By Samuel Stolton
(EurActiv) — Tim Cook, the head of tech giant Apple, has rallied the US to “follow the lead” of the EU in privacy rules, saying that humanity is living amid a “data industrial complex” in which “our own information is being weaponised against us with military efficiency”.
Cook’s comments came as global tech leaders and regulators gathered at a high-level conference on privacy ethics hosted by the European Data Protection Board (EDPB) in Brussels on Wednesday (24 October).
Speaking at the event, Cook came out fiercely against “rogue actors and even governments [that] have taken advantage of user trust to deepen divisions, incite violence, and even undermine our shared sense of what is true and what is false.”
“Technology can magnify our worst human tendencies,” he said. “It can deepen divisions, incite violence, undermine our shared sense of what is true and what is false. This crisis is real.”
US privacy law: Four fundamental rights
In a move that prompted a standing ovation from the European Parliament’s Brussels seat, Cook directly advocated for a “comprehensive federal privacy law in the US”, after praising EU efforts in data protection as part of the General Data Protection Regulation.
Such a law in the US should feature four fundamental rights, Cook said, a right to privacy, knowledge, access and security.
Other speakers at Wednesday’s event included Sir Tim Berners-Lee, inventor of the world wide web, and the EU’s data protection chief, Giovanni Buttarelli.
Video messages were delivered by King Felipe of Spain, as well as Facebook’s Mark Zuckerberg and Google’s Sundar Pichai, but both spoke more mildly than Cook on the importance of data protection.
“Privacy is an individual right that we must continue to work together to uphold,” Pichai said. “Today, there is real momentum to develop rules for data protection around the world. We welcome this trend.”
Zuckerberg, meanwhile, struck a more defensive tone, in a speech that made no direct reference to the Cambridge Analytica scandal that has tarred Facebook’s reputation.
Instead, he highlighted the steps that Facebook has done to bolster its privacy and data protection standards, while calling for EU citizens to maintain “trust” in Facebook’s service.
“You do need to trust us,” Zuckerberg said. “We have to think about striking the right balance between speech, security, privacy and safety.”
Pope Francis speaks out
On the EU’s side, Buttarelli called for more responsibility from regulators and governments in the field of data privacy, stating that technology systems are not intrinsically ‘ethical’ systems.
“Digitisation is not sensitive to human boundaries,” he said. “It injects itself into our most intimate spaces.

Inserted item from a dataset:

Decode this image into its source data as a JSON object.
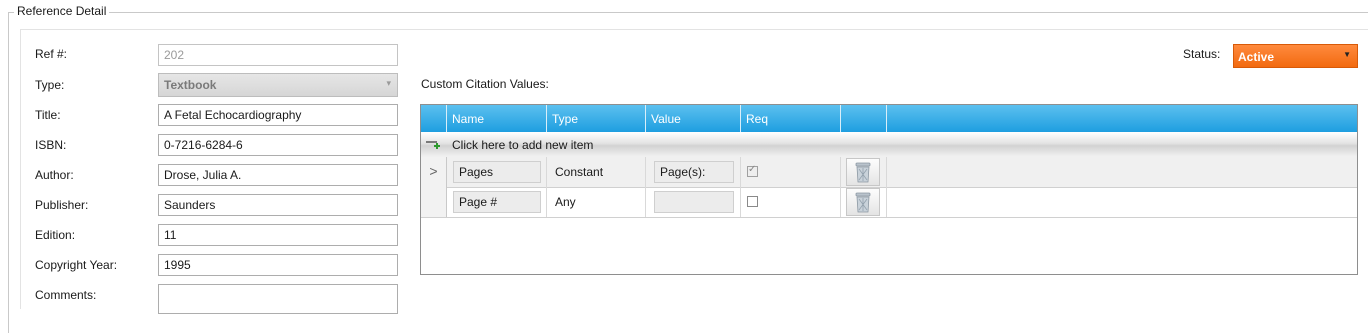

In an unconventional move, the bloc’s privacy chief then drew attention to a letter from Pope Francis, in which the head of the Catholic church stated the importance of technology serving mankind, and not the other way around.
MEPs take a stand
The EDPB conference comes at a time when data protection is high on the European agenda. MEPs are set to adopt a resolution on Thursday (25 October) that will see them urge Facebook to allow EU bodies to carry out a full audit assessing data protection and security of users’ personal data.
Speaking ahead of Thursday’s vote, Justice Commissioner Věra Jourová spoke of a “digital arms race” in which “our personal data can be misused, abused and used against us,” during a debate with MEPs on Tuesday (23 October).
The US has recently been caught in Jourová’s crosshairs, after the suggestion earlier this year that American companies had been failing to comply with European data protection rules under privacy shield agreement.
However, last week, senior officials at the Commission told EURACTIV that the US is making a number of steps in the right direction in order to fall in line with European regulations.